[Work order]:
Please copy out each line of the listing that contains the word "info".

[Exercise data]:
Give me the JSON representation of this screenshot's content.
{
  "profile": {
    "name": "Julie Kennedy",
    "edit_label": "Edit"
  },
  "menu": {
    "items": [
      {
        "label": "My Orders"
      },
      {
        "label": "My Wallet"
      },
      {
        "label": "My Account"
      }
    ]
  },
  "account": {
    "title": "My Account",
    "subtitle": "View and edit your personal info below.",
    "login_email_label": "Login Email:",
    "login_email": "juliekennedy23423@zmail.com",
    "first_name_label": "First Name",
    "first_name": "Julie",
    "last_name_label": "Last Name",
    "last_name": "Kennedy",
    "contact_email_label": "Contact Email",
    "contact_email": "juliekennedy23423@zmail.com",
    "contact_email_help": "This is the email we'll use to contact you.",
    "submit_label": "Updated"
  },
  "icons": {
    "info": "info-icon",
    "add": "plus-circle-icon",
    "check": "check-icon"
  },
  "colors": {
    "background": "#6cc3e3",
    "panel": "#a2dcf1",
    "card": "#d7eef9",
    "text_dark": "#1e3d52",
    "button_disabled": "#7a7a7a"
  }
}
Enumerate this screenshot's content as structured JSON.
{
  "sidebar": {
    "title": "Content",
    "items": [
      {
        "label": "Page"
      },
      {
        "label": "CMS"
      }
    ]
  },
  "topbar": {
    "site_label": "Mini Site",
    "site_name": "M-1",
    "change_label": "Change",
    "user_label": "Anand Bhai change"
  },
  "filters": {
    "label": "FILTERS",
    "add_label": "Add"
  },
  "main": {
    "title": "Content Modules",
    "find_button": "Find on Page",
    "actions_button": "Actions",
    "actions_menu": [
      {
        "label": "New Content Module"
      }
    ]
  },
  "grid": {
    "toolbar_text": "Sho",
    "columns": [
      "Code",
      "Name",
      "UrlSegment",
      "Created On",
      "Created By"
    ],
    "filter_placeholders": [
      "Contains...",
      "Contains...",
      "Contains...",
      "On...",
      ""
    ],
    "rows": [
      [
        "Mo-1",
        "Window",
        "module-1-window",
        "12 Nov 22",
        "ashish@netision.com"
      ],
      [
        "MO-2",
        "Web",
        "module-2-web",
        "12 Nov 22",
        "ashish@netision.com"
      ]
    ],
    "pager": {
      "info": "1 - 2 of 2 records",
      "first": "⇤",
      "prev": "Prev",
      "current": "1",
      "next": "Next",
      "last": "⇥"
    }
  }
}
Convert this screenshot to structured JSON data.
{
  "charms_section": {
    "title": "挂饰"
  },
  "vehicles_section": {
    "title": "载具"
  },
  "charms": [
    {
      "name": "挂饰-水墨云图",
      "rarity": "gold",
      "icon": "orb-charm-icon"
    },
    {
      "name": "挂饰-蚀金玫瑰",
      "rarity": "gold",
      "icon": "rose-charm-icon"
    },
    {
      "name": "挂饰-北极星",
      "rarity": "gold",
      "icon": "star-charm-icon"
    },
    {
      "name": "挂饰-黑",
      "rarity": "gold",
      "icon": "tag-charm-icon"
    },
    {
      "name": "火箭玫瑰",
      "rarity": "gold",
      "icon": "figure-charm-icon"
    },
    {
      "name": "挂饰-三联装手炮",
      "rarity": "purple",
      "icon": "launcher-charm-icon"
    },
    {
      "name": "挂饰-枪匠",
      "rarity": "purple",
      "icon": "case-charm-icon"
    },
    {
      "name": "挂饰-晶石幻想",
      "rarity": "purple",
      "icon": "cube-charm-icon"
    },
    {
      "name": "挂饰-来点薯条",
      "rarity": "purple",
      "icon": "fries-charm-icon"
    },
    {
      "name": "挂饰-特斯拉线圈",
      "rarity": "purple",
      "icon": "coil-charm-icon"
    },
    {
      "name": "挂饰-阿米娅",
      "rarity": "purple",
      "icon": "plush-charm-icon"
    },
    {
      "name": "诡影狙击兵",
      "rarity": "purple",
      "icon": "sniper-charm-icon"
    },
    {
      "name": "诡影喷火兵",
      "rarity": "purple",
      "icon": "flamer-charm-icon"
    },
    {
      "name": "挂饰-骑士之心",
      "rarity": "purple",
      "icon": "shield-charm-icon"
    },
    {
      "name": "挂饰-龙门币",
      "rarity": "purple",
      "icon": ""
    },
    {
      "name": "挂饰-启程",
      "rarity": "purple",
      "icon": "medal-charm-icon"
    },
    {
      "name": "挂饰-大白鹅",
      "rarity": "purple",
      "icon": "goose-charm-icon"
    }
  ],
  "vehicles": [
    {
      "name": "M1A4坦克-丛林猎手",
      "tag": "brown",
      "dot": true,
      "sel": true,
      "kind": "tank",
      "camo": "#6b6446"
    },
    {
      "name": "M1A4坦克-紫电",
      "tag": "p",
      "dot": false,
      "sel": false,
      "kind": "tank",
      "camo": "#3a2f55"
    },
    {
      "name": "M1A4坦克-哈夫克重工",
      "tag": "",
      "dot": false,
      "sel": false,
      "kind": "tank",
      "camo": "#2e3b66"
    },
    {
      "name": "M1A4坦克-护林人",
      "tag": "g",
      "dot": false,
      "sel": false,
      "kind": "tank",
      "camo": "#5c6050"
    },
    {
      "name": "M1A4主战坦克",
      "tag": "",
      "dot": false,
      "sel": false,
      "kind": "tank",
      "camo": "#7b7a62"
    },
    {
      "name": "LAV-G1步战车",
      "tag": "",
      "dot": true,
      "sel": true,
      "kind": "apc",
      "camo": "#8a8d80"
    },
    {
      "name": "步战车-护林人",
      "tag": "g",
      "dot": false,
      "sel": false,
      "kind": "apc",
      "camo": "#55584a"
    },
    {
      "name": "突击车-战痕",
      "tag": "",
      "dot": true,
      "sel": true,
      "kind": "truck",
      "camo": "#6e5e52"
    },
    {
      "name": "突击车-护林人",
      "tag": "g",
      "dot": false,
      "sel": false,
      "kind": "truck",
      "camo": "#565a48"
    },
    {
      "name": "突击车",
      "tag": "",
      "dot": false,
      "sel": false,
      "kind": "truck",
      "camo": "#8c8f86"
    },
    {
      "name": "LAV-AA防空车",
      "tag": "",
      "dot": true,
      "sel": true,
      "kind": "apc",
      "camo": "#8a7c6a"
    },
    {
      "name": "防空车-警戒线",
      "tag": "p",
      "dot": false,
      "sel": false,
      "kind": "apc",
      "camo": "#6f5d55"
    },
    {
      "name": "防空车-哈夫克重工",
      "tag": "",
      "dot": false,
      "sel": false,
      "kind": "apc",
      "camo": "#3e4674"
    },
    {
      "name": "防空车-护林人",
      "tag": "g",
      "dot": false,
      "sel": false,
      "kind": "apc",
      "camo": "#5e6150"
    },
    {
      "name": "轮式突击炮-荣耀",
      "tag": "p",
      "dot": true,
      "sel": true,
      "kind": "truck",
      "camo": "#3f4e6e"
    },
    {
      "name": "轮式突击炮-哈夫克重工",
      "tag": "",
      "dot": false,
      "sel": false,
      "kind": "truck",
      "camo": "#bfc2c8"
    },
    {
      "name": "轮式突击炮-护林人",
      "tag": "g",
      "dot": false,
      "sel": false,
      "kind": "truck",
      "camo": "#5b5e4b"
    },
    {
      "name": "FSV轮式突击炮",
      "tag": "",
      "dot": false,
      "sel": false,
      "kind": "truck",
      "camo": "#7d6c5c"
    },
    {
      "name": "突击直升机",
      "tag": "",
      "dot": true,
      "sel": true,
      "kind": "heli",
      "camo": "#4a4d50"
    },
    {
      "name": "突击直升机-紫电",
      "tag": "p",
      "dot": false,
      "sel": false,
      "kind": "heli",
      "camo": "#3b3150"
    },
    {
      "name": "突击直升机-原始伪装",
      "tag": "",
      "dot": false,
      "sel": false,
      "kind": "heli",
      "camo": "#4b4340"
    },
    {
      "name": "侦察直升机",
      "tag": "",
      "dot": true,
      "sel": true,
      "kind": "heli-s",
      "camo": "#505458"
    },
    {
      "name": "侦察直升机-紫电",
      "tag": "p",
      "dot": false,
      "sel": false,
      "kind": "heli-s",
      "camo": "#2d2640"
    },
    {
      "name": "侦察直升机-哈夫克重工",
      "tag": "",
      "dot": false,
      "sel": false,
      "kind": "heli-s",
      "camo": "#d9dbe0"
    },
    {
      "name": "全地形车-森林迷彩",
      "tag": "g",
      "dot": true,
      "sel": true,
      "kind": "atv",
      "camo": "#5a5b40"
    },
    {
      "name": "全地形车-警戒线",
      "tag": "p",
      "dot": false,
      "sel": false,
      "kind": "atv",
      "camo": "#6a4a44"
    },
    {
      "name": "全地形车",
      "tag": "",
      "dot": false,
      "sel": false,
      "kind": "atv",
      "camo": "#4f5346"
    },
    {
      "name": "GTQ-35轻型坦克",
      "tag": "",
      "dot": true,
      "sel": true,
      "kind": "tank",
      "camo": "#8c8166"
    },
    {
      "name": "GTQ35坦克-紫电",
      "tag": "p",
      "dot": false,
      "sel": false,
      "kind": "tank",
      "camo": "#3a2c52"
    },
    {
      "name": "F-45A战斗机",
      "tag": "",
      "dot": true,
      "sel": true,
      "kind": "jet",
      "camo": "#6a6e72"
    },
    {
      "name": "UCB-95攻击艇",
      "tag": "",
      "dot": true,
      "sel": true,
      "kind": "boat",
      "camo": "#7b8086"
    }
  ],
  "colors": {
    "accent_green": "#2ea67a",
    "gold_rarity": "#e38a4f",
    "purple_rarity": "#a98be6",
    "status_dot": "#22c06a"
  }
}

[Written reply]:
    "subtitle": "View and edit your personal info below.",
    "info": "info-icon",
      "info": "1 - 2 of 2 records",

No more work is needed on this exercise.